I think the webinar had several things going for it.  First, it was not some pie-in-the-sky portrait of how Predictive Coding can save millions of dollars in review costs.  Nor was it one of those events that examines the various case law rulings endorsing/denying the usage of Predictive Coding.  Rather, we treated Predictive Coding as a simple reality and explored how to deal with it in pragmatic terms.

Second, the webinar featured two Predictive Coding rock stars.  David Baldwin is a Litigation Support Manager at Choate, Hall, and Stewart who has used Predictive Coding in the real world.  He is also a master at creating PowerPoint slides that illustrate a point.  Karl Schieneman is a Predictive Coding expert – literally.   Karl was the expert in the recent Global Aerospace case where Predictive Coding was utilized.  The key to a good Predictive Coding webinar?  Get me out of the way early and let David and Karl talk through how to confront issues around sampling, measuring results, dealing with seed/training sets, and understanding what relevance scores mean.

The webinar did, though, go beyond how to confront the very real challenges that Predictive Coding presents in practice – we did look at what current adoption rates are and what most users are looking to get from Predictive Coding.  I was able to present a preliminary analysis of some of our survey data.  Just a reminder: the Predictive Coding survey is still open and will wrap up next week, so if you haven’t had a chance to take it, please do (you could win a $250 gift card and, at the very least, you will get a copy of the summary results).  One interesting nugget coming from the data supports a theory of Karl’s – that Predictive Coding is the next evolution in culling methodologies.

PC Used Mostly For Culling

PC Used Mostly For Culling

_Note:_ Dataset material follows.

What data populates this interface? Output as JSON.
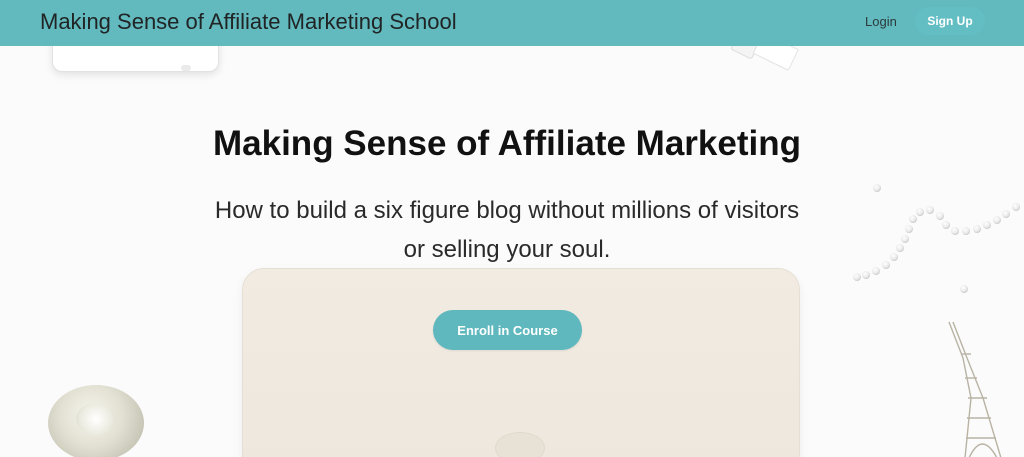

One could argue that Predictive Coding is really fulfilling on the promise of Early Case Assessment (ECA), but I believe this is the broader category of TAR (technology-assisted review) that is the new ECA.  Predictive Coding is one element of it, but so too are mechanisms like concept clustering and faceted navigation.  What is exciting, is that 2013 will see TAR gain more and more systematic adoption and we will stop arguing about whether methods like Predictive Coding are defensible and start creating best practices.  The recorded webinar will be up on the eDiscoveryJournal soon in case you missed it.

eDiscoveryJournal Contributor and eDJ Group Lead Analyst – Barry Murphy

0 0 votes
Article Rating